* **What to work on**:
Look through the listing for the word "search". Copy each line that has it.

* **Data records**:
BEGIN

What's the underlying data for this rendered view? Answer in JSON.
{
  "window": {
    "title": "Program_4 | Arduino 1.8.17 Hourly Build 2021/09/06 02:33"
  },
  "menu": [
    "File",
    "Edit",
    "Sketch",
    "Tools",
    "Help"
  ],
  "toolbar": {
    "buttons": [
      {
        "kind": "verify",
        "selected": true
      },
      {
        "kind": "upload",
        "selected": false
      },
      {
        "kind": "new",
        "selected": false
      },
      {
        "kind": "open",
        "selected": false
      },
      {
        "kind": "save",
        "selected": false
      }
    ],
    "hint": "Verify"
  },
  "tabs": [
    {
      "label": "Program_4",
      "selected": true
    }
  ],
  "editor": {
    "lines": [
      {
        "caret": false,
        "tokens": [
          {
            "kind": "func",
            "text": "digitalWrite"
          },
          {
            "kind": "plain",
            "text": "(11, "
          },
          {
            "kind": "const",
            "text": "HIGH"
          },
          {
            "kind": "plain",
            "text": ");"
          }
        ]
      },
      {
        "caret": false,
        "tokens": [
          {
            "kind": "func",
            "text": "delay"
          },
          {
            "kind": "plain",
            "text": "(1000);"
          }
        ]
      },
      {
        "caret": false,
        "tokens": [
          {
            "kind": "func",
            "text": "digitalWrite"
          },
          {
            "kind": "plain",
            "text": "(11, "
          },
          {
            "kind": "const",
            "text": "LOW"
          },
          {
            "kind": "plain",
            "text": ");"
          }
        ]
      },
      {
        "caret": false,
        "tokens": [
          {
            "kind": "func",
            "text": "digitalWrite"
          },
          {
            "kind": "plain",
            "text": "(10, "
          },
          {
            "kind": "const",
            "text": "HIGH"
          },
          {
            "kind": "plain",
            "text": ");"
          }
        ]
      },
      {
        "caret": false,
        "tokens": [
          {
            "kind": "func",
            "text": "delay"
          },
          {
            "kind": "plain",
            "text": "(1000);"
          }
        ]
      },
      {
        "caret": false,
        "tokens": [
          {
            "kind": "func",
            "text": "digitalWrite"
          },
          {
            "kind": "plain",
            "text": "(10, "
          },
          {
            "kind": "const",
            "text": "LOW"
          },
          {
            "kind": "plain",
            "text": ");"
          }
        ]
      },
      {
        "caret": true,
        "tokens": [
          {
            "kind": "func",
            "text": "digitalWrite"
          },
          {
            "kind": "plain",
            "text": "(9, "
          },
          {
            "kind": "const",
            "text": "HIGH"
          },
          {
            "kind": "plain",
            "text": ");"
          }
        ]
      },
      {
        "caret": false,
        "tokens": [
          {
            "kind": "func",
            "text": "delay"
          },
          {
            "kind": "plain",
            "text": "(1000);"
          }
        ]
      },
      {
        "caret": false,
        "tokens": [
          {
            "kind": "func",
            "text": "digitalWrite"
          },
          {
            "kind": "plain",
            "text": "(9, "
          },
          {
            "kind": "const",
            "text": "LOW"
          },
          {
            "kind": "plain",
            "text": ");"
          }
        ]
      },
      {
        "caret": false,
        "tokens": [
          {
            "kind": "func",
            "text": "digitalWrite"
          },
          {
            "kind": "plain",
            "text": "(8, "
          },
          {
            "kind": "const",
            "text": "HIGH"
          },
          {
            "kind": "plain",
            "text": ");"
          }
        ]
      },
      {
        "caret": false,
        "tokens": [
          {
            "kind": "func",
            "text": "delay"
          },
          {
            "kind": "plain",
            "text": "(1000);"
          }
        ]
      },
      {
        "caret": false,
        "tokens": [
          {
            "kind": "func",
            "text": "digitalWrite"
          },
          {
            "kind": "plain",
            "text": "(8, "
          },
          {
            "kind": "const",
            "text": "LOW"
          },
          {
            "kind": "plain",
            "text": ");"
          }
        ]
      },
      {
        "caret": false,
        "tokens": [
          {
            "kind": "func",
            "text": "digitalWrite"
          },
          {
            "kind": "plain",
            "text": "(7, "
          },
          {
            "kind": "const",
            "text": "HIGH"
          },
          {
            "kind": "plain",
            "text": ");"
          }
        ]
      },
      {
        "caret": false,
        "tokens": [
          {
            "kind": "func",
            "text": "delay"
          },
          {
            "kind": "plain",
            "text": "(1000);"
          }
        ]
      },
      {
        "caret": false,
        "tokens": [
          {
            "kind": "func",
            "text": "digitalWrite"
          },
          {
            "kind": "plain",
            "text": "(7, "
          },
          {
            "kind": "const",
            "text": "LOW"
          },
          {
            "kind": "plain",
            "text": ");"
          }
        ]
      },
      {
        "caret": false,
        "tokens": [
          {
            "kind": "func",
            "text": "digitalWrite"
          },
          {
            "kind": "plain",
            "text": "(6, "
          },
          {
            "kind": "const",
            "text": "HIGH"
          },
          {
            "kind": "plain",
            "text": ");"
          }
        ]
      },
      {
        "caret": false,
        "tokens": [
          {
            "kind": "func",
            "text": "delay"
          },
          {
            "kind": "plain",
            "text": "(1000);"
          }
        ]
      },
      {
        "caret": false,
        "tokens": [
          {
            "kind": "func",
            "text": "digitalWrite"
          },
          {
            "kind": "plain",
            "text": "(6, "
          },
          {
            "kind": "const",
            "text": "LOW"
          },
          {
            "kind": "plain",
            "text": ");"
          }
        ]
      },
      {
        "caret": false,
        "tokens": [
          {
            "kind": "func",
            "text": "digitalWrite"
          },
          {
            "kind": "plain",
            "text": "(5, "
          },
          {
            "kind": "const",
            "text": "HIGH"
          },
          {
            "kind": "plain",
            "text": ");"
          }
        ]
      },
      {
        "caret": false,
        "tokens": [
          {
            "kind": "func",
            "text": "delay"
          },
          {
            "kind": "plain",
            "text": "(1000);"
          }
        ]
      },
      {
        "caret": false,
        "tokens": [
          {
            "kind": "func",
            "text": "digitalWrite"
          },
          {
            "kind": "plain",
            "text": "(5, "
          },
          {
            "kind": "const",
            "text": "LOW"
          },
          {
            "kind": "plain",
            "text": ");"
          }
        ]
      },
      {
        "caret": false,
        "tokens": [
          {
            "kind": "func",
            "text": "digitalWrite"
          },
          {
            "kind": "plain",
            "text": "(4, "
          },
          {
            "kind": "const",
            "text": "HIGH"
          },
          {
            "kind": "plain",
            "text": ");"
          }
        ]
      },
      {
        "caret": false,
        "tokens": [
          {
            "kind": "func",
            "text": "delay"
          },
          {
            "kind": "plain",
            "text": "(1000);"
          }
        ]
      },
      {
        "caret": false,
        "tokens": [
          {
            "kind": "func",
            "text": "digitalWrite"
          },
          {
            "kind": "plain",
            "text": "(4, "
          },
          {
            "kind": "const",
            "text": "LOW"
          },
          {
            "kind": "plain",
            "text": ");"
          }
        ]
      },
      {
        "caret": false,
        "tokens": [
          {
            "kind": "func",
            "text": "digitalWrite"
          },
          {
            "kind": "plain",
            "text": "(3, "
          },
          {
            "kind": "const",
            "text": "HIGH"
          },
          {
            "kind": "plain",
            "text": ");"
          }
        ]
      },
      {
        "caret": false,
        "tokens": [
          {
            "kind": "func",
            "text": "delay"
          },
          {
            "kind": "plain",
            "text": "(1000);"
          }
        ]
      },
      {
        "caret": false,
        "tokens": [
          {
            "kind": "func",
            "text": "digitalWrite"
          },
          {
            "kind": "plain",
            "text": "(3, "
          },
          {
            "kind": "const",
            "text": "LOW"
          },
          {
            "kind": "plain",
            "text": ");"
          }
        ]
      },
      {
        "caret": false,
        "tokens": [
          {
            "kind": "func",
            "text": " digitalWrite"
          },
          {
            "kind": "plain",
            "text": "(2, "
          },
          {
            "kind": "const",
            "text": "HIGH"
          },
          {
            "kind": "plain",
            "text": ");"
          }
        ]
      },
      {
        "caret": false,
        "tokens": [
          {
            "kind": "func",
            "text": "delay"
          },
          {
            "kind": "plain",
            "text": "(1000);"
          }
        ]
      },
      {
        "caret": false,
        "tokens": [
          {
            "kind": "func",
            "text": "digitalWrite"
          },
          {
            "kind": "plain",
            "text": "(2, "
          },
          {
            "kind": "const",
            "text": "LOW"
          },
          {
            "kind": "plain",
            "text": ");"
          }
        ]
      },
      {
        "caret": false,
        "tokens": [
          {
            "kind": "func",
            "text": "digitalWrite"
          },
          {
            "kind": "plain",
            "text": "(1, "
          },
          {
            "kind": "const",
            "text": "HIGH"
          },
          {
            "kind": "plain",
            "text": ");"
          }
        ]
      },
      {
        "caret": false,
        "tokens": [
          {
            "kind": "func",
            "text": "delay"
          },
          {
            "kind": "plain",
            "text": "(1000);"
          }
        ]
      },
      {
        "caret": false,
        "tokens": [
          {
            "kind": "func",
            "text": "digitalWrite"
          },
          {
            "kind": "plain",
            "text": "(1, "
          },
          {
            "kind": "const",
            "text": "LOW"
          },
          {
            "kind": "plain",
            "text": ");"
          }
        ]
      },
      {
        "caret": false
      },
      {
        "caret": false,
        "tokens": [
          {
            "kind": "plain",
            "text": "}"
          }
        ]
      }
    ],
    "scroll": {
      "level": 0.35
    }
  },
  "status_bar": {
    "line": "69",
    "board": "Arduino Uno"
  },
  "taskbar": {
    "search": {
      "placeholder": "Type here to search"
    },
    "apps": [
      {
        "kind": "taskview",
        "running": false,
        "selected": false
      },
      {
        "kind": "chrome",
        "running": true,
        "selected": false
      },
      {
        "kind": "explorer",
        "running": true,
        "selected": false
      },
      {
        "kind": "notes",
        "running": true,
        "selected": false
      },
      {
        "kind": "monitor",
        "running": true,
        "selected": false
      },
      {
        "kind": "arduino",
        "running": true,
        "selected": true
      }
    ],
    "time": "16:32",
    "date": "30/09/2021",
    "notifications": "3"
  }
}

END

* **Task response**:
    "search": {
      "placeholder": "Type here to search"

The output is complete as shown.